## What you should do
The records that follow are to be repeated in full, with no pictures retained.

## Dataset records
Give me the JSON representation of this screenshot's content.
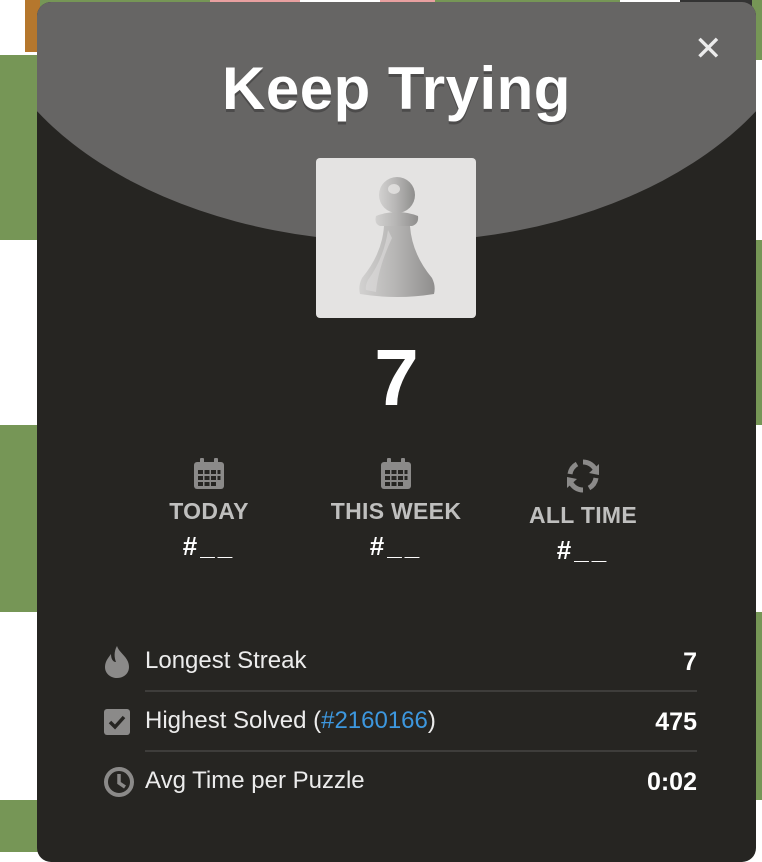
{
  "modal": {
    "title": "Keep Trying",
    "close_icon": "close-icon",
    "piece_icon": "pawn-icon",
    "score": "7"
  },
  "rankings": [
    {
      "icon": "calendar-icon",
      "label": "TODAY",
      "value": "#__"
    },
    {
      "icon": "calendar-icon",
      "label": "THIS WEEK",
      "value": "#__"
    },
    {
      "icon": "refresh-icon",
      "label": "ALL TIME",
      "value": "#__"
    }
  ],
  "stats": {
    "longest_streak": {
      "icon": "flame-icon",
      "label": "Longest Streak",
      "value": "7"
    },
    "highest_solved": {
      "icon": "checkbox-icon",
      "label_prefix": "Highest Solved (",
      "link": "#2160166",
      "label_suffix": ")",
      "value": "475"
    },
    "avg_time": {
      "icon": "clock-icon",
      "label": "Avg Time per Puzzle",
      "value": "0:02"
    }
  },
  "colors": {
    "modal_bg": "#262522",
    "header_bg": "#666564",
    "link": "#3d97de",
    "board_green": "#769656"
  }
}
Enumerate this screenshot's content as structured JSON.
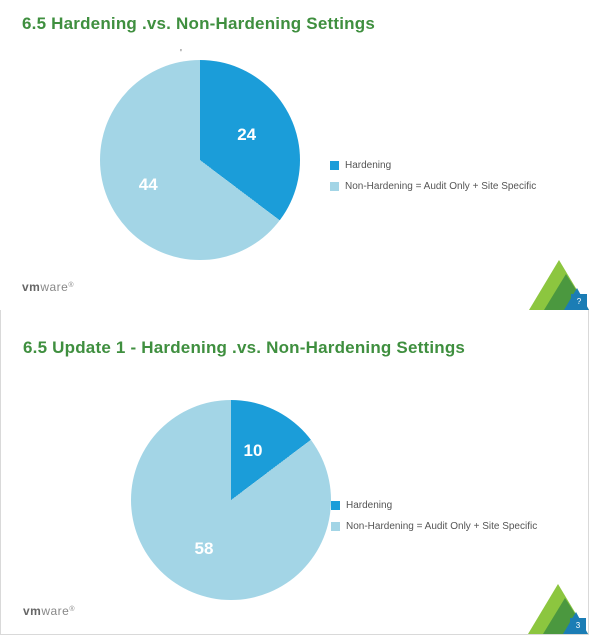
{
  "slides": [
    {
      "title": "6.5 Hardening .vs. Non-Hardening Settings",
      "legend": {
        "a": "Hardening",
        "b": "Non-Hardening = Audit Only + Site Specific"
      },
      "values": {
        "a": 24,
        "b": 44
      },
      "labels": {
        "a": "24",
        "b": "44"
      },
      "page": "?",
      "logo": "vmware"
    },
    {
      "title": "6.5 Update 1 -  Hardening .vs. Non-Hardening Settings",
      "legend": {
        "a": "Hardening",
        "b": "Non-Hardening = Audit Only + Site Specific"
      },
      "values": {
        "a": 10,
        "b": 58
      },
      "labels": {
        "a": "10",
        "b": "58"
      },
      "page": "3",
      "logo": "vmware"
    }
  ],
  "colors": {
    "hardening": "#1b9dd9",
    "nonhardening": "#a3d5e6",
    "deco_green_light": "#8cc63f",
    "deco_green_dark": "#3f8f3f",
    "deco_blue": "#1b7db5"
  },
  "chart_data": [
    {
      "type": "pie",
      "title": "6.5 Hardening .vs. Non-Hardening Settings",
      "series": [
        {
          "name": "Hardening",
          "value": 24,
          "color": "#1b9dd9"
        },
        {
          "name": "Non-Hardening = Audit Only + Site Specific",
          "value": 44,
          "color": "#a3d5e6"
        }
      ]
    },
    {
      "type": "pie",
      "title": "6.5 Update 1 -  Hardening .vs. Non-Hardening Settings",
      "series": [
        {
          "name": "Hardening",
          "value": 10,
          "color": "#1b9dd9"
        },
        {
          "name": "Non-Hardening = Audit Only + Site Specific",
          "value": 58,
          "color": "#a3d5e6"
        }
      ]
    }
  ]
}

## The answer
Give me the JSON representation of this screenshot's content.
{
  "modal": {
    "title": "Keep Trying",
    "close_icon": "close-icon",
    "piece_icon": "pawn-icon",
    "score": "7"
  },
  "rankings": [
    {
      "icon": "calendar-icon",
      "label": "TODAY",
      "value": "#__"
    },
    {
      "icon": "calendar-icon",
      "label": "THIS WEEK",
      "value": "#__"
    },
    {
      "icon": "refresh-icon",
      "label": "ALL TIME",
      "value": "#__"
    }
  ],
  "stats": {
    "longest_streak": {
      "icon": "flame-icon",
      "label": "Longest Streak",
      "value": "7"
    },
    "highest_solved": {
      "icon": "checkbox-icon",
      "label_prefix": "Highest Solved (",
      "link": "#2160166",
      "label_suffix": ")",
      "value": "475"
    },
    "avg_time": {
      "icon": "clock-icon",
      "label": "Avg Time per Puzzle",
      "value": "0:02"
    }
  },
  "colors": {
    "modal_bg": "#262522",
    "header_bg": "#666564",
    "link": "#3d97de",
    "board_green": "#769656"
  }
}
Enumerate this screenshot's content as structured JSON.
{
  "slides": [
    {
      "title": "6.5 Hardening .vs. Non-Hardening Settings",
      "legend": {
        "a": "Hardening",
        "b": "Non-Hardening = Audit Only + Site Specific"
      },
      "values": {
        "a": 24,
        "b": 44
      },
      "labels": {
        "a": "24",
        "b": "44"
      },
      "page": "?",
      "logo": "vmware"
    },
    {
      "title": "6.5 Update 1 -  Hardening .vs. Non-Hardening Settings",
      "legend": {
        "a": "Hardening",
        "b": "Non-Hardening = Audit Only + Site Specific"
      },
      "values": {
        "a": 10,
        "b": 58
      },
      "labels": {
        "a": "10",
        "b": "58"
      },
      "page": "3",
      "logo": "vmware"
    }
  ],
  "colors": {
    "hardening": "#1b9dd9",
    "nonhardening": "#a3d5e6",
    "deco_green_light": "#8cc63f",
    "deco_green_dark": "#3f8f3f",
    "deco_blue": "#1b7db5"
  },
  "chart_data": [
    {
      "type": "pie",
      "title": "6.5 Hardening .vs. Non-Hardening Settings",
      "series": [
        {
          "name": "Hardening",
          "value": 24,
          "color": "#1b9dd9"
        },
        {
          "name": "Non-Hardening = Audit Only + Site Specific",
          "value": 44,
          "color": "#a3d5e6"
        }
      ]
    },
    {
      "type": "pie",
      "title": "6.5 Update 1 -  Hardening .vs. Non-Hardening Settings",
      "series": [
        {
          "name": "Hardening",
          "value": 10,
          "color": "#1b9dd9"
        },
        {
          "name": "Non-Hardening = Audit Only + Site Specific",
          "value": 58,
          "color": "#a3d5e6"
        }
      ]
    }
  ]
}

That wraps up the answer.